PROBLEM DESCRIPTION: Retrieve all lines below that have the string "title".

Data items:
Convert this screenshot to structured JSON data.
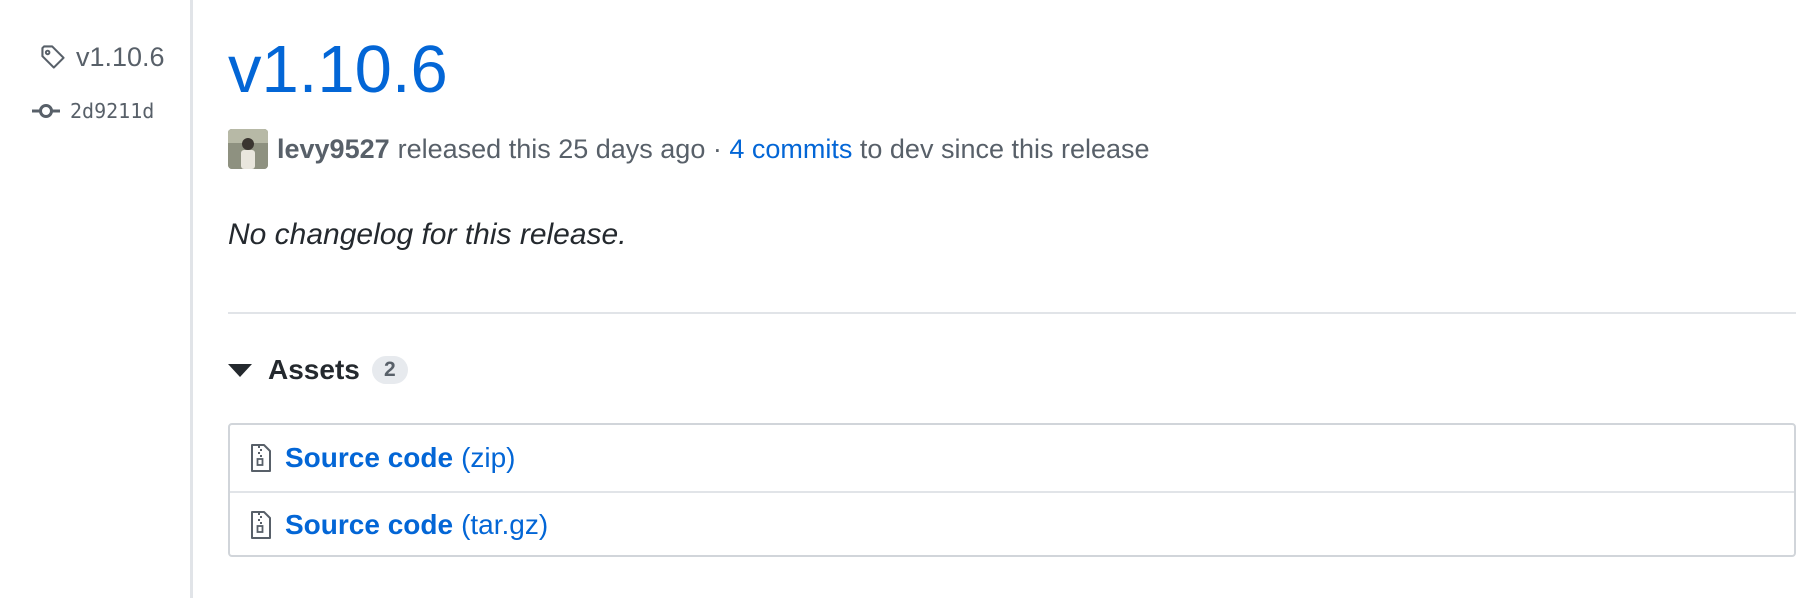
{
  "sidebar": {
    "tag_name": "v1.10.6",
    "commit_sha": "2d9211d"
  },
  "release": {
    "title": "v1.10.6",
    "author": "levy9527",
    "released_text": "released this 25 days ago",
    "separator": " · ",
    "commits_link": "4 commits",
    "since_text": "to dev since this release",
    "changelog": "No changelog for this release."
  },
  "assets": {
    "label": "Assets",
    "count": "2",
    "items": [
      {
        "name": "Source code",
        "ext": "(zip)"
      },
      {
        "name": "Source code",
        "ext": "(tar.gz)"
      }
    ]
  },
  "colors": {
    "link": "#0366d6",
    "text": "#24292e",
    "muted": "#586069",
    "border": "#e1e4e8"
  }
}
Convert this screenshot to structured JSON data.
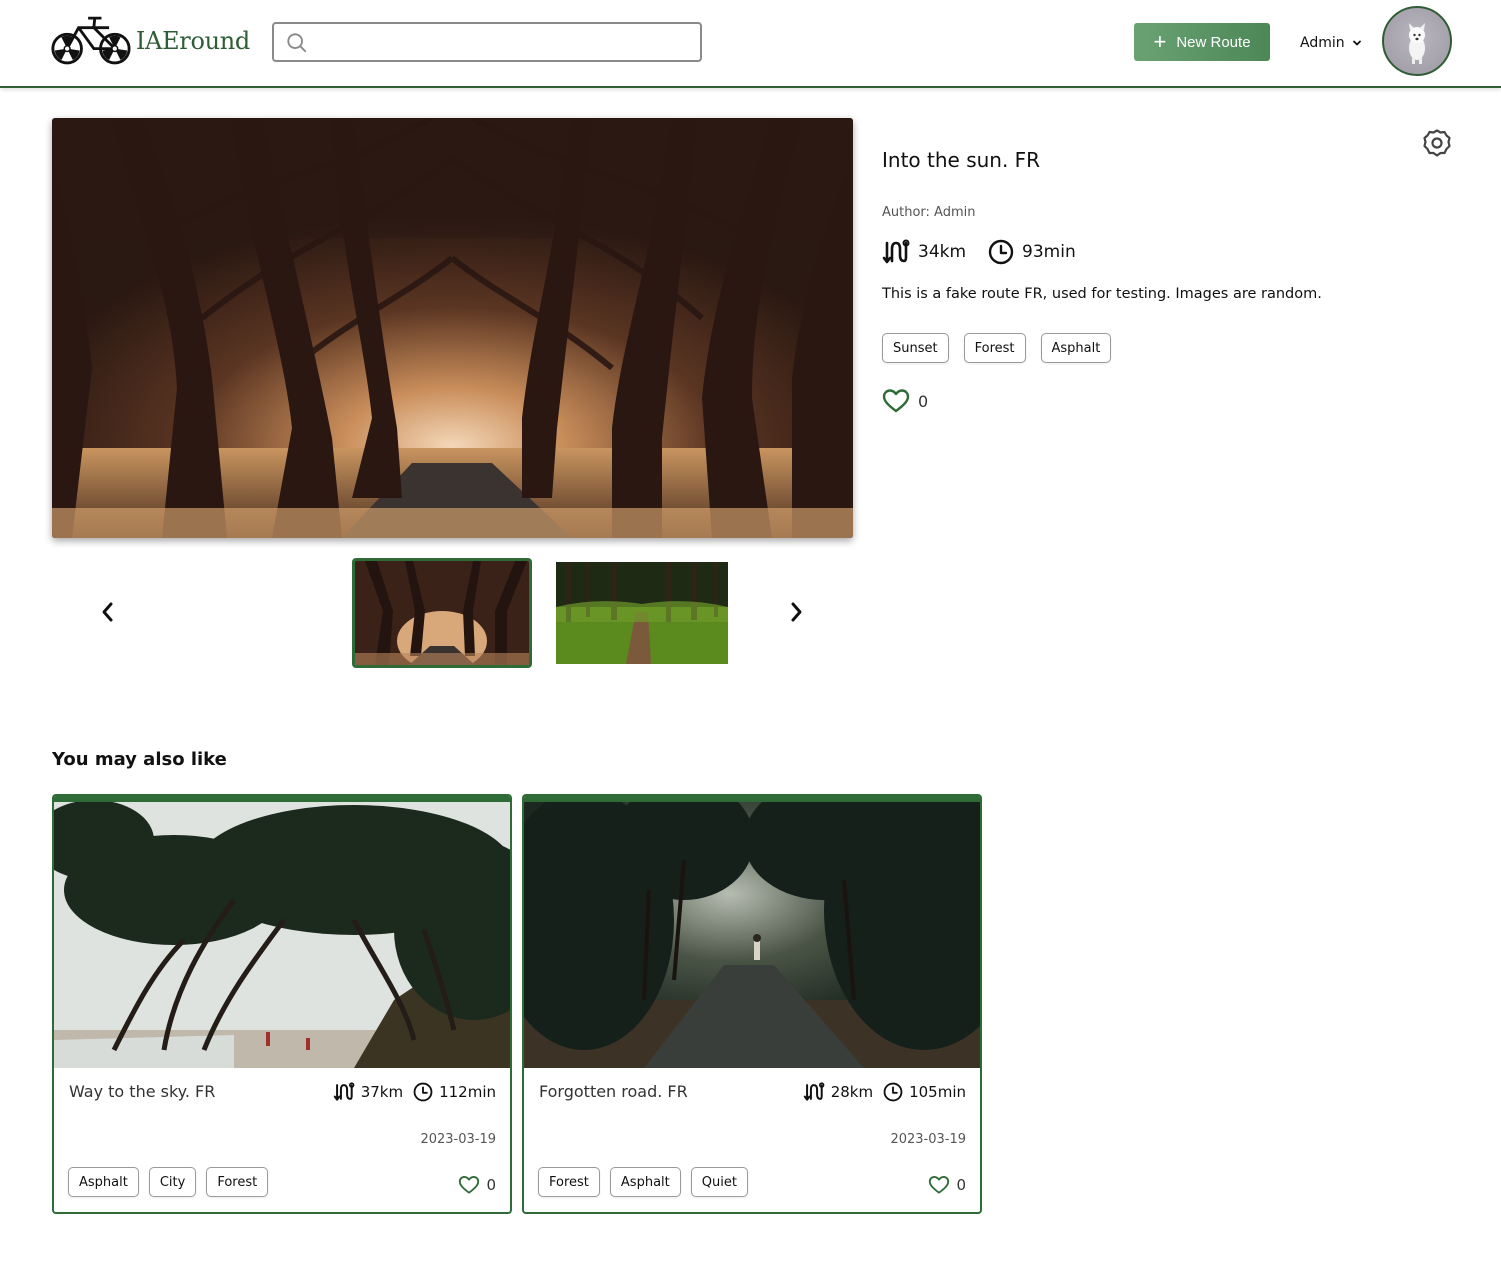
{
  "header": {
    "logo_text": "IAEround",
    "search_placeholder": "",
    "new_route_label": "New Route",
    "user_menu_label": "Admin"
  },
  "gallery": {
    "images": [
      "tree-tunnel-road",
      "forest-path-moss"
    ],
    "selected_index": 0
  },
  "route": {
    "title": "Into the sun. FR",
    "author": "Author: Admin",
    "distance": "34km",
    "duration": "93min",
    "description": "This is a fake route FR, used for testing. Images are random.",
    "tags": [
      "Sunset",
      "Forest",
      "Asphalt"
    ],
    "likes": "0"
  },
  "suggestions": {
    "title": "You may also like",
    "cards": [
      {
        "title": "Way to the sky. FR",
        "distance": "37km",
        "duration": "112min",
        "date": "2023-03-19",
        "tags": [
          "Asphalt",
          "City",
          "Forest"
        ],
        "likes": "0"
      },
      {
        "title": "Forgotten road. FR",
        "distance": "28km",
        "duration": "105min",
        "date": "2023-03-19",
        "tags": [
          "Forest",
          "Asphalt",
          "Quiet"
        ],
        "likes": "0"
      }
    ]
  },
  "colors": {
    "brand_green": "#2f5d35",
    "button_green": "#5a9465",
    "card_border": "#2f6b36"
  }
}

EXERCISE RESULT:
    "title": "v1.10.6",
    "title": "Into the sun. FR",
    "title": "You may also like",
        "title": "Way to the sky. FR",
        "title": "Forgotten road. FR",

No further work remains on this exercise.